“Why don’t you sit down? Do you want me to call someone?” His words faded into the background and blurred with a single thought. She had to fight. Brodie and her friends were right. She’d spent so long convincing herself that her ending was inevitable and been so determined to maintain some control over it, she’d convinced herself this was what she wanted.
But she was wrong.
She wanted to live.
“Soph? What do I do? What the fuck can I do? Help!” He cried out.
She could hear him, but his voice echoed as though they were underwater. The pressure in her back felt like a damn just burst open behind her and she was drowning.
“Brodie,” she tried her best to call for him, but nothing much escaped her lips.
“Shit, Sophia. I’m not good with this type of thing. Hold on. I’ll get help.”
He ran to the door and called out for help, but there was no one around. That was the beauty of Lani Bay. The houses were far enough apart that each home felt like a little safe haven of its own.
Fumbling with his phone, he called an ambulance and placed the phone on the ground next to Sophia.
She could hear the emergency worker conversing with Austin about her, but she didn’t bother to try to talk or open her eyes. Her body felt heavy and cumbersome around her bones, and she decided her fate was sealed. It was her own fault for giving up so easily on a life that she never knew how much she needed to live until the opportunity was taken away.
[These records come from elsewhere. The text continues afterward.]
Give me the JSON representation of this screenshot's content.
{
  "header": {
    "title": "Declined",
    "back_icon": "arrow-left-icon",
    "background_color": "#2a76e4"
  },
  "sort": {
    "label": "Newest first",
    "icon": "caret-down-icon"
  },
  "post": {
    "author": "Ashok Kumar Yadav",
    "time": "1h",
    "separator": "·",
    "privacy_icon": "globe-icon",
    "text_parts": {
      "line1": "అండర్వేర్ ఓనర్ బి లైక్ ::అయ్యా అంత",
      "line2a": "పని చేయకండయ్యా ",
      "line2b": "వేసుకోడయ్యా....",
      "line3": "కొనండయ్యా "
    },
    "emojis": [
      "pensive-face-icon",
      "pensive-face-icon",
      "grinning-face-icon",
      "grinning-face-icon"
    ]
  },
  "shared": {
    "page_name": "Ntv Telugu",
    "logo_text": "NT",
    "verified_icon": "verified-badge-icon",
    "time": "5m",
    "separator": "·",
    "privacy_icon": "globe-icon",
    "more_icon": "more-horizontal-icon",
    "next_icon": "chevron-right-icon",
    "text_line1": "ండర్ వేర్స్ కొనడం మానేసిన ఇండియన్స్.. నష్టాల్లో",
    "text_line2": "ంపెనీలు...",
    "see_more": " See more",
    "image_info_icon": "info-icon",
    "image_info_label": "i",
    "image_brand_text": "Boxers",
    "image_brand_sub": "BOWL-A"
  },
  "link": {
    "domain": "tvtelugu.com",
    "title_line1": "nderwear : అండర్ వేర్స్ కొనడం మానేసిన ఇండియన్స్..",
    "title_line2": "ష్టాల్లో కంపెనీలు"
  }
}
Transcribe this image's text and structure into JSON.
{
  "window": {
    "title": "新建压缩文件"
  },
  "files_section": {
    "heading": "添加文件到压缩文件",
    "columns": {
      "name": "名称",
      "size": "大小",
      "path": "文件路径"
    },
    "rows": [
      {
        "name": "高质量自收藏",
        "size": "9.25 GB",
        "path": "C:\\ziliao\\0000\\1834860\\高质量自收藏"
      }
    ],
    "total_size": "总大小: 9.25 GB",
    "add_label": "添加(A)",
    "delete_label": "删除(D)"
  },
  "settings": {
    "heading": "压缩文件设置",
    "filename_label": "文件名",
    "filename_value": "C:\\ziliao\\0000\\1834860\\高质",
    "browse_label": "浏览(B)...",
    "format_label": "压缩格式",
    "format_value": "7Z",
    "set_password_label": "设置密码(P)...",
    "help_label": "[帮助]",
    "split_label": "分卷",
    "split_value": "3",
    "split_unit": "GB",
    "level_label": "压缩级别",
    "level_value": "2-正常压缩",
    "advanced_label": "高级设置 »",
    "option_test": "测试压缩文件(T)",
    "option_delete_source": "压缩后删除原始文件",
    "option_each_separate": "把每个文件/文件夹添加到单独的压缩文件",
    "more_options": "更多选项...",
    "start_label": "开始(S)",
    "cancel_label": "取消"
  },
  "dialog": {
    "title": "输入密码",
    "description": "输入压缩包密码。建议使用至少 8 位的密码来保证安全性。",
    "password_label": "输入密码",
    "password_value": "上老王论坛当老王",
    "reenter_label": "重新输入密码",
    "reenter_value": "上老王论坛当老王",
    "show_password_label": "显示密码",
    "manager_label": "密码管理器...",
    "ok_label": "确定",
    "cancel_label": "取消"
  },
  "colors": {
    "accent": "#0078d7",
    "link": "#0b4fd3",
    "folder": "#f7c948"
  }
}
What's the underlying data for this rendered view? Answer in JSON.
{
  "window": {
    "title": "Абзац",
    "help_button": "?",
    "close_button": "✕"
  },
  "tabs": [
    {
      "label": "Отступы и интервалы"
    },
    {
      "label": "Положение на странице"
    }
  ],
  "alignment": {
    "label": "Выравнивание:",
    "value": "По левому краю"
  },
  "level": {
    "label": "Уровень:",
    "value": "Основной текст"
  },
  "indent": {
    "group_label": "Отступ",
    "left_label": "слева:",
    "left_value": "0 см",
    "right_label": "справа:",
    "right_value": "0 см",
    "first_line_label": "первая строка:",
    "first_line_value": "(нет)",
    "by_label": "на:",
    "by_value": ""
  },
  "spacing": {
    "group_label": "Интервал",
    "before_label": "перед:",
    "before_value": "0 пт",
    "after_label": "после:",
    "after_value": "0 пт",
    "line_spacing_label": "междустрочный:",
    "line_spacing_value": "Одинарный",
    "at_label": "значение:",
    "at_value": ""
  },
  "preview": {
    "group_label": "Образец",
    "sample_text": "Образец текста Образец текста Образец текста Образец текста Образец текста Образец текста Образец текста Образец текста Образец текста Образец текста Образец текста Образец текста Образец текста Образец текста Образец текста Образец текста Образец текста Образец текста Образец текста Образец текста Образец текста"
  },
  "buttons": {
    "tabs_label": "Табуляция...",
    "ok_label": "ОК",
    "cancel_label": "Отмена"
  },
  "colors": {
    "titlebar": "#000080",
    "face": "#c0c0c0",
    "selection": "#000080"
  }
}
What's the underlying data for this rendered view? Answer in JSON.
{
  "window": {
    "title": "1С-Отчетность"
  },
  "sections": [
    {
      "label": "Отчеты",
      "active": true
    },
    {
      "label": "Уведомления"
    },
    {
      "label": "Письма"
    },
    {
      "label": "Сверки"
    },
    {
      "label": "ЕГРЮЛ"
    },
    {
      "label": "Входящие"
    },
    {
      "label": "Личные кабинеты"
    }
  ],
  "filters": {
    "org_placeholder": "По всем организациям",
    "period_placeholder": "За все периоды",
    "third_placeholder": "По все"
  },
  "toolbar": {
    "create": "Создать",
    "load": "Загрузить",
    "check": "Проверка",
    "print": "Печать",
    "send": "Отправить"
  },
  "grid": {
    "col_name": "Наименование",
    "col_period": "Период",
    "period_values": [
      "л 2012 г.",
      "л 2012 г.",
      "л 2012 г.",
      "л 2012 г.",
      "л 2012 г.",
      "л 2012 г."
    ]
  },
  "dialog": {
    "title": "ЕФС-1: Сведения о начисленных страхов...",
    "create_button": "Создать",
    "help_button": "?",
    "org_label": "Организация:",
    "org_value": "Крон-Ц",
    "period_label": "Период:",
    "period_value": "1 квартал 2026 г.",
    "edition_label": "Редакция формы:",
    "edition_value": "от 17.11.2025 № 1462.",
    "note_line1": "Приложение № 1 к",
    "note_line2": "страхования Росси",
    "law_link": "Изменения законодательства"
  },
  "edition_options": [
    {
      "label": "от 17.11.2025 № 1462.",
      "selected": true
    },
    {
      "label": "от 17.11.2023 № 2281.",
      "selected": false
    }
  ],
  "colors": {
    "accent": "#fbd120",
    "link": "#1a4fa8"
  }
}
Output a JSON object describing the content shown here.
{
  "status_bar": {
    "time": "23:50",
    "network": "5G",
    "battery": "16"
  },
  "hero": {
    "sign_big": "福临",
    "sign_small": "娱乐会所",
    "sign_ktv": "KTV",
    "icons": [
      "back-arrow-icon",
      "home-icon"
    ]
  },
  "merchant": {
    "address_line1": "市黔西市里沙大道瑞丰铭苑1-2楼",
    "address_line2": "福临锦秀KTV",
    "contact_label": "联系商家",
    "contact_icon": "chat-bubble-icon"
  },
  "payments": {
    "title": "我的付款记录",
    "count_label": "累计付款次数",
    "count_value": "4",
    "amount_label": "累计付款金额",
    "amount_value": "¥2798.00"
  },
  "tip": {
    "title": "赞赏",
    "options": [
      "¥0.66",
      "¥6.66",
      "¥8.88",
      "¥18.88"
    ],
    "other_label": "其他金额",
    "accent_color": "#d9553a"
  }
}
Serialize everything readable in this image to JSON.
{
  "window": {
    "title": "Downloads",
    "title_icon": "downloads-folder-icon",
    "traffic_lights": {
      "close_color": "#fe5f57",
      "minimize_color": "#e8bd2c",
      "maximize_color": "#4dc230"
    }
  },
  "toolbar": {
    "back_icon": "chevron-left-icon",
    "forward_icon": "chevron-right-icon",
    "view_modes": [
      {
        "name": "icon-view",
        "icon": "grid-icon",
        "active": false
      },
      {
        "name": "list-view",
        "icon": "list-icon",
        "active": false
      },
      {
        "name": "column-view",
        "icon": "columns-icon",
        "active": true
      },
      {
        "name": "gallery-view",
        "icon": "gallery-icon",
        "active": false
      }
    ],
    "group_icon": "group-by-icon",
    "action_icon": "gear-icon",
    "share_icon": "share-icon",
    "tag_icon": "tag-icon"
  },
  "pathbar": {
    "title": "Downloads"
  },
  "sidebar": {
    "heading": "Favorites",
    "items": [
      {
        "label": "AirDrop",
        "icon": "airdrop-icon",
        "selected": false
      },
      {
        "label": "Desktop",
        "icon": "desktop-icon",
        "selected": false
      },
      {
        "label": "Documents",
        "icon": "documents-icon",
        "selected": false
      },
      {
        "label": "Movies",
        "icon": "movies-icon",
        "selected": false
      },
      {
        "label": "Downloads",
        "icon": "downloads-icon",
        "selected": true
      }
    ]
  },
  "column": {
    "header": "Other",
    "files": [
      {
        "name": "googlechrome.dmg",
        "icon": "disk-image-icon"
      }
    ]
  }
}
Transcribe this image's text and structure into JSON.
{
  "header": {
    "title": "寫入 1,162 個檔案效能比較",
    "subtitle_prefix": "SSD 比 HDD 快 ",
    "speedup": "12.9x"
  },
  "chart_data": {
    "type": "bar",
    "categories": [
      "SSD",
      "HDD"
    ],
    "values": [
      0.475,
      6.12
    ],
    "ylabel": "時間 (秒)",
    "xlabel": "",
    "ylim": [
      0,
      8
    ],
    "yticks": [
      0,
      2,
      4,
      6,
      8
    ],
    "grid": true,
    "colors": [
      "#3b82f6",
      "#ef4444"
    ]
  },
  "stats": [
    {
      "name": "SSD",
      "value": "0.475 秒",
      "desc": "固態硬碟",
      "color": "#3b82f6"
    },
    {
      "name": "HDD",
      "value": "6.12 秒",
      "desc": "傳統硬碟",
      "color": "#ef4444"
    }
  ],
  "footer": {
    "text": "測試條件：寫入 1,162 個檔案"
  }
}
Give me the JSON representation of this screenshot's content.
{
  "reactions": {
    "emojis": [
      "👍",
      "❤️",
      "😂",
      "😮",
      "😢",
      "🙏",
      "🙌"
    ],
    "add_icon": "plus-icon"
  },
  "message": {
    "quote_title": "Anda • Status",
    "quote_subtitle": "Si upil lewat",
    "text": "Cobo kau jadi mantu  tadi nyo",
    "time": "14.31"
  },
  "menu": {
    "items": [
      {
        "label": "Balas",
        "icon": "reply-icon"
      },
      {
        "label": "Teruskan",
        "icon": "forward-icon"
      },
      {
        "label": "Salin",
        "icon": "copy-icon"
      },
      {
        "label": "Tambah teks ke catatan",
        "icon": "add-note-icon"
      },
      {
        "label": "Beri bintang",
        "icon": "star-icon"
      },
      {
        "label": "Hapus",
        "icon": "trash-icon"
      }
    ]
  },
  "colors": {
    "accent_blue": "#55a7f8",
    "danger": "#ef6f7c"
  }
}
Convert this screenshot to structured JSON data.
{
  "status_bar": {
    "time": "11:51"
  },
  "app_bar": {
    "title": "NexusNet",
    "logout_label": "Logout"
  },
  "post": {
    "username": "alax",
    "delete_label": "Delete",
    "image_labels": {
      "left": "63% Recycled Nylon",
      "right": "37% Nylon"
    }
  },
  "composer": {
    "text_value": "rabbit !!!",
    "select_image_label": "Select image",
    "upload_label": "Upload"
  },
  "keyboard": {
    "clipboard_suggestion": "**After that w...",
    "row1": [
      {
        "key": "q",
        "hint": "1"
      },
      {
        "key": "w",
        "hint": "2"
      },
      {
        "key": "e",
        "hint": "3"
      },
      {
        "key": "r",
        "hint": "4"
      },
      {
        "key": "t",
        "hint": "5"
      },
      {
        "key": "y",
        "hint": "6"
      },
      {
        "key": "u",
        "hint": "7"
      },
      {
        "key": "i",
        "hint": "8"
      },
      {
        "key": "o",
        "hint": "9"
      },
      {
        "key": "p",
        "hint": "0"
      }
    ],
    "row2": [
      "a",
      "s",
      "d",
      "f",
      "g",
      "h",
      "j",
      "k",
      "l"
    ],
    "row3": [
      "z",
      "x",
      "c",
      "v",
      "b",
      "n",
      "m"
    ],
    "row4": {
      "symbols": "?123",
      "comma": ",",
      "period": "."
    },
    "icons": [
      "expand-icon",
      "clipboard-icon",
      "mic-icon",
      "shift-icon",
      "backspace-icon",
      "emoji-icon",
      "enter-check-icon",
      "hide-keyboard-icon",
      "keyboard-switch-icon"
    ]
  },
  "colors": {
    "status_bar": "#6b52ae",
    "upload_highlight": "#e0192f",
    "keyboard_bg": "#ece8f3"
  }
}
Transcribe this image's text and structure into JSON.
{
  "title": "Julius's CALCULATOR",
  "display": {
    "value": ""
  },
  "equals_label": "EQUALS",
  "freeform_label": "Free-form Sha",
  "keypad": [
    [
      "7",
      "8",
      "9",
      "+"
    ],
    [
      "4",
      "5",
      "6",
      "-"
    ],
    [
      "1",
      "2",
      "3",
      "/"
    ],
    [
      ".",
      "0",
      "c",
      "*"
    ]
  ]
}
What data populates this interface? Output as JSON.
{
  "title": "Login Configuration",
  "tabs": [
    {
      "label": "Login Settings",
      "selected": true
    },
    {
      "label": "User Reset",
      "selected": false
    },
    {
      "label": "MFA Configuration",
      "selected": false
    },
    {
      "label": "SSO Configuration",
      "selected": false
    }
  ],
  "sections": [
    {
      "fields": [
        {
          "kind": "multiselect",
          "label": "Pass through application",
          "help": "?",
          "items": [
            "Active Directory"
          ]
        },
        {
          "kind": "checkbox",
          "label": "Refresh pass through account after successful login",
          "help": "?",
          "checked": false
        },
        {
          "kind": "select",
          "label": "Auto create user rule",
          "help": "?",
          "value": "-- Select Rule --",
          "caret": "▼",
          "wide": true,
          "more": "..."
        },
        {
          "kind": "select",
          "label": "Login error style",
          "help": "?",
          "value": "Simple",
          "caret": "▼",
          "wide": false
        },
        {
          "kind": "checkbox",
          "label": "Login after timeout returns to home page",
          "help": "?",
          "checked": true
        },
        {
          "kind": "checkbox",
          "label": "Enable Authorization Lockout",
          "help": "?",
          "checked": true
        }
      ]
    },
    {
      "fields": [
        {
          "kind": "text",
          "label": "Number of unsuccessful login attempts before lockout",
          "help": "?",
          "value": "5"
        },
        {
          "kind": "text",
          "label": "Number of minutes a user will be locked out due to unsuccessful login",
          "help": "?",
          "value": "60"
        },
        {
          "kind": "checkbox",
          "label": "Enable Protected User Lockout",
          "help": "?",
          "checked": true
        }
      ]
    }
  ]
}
“Brodie,” she whispered, but no one seemed to hear her.
Brodie’s head felt thick and full, yet empty all at the same time. The nausea had passed and now he was able to see where he was; he wondered when he became such a jerk. Did it gradually creep up on him, or was it an overnight thing?
“How’re you feeling now you’ve got some water inside you?” The guy in the boater hat asked. Brodie recognized the cafe from this morning and took in the man’s wedding ring again, wondering if his wife would wonder why he was home so late.
“Thanks so much for looking out for me. I really appreciate that. I think I was mugged.” Brodie fumbled at his pockets and came up with nothing. Coming to his senses, he realised that his watch was missing, too.
“I gotta get out of here. My wife will be worrying about me and believe me, I’m the last thing she should be worrying about.”
“How about you drink some more of that water? Your business partner should be here soon.”
“My business partner?”
“Yes. Emmet, isn’t it? Sounds like a good guy if he’s willing to drive all the way here from Lani Bay this late at night.”
“You spoke to Emmet?” Brodie had no clue what was going on. The last few hours were like a jigsaw puzzle and he was frantically trying to connect the pieces. Emmet had only started helping out in the last few weeks. It made sense for the two of them to team up, but they had only had the idea when Brodie was cracking under the pressure of working as well as taking care of Sophia. It seemed strange hearing him referred to as his business partner as they’d never put a title on it or had any formal conversations around the ins and outs of their new arrangement.
“I just called the number on your card. You looked as though you needed to head home.”
“I forgot I gave you that. That’s my brother-in-law. Believe it or not, sometimes I do sensible shit like putting my phone on divert when I’m out of town.”
“Don’t beat yourself up. I’m sure you’re going to be just fine and whatever’s meant to be will be.”
“Thanks. Sorry, again. Do you need me to get out of here so you can get home to your other half?”
“You’re fine,” the man winked at him, but then looked away quickly enough to let Brodie know he wasn’t comfortable talking about his wife. Brodie nodded. He knew that feeling all too well.
“No, I’ve taken up enough of your time. I can wait outside.”
“Your brother could be ages, yet. I only called him a couple of hours ago.”
“Then let me help you. There must be something that needs doing before you open in the morning?”
“Finish that drink first, then you need something to eat to soak up the alcohol. I’ll fix you up a bacon toastie. That’ll do the trick.”
“Is everyone this decent around here?” Brodie decided he already knew the answer to that, given he’d just been robbed. But, like all small towns, one had to take the rough with the smooth. He got lucky when he stumbled into this dude’s cafe doorway. He dreaded thinking about what might have happened to him if he had winded up elsewhere.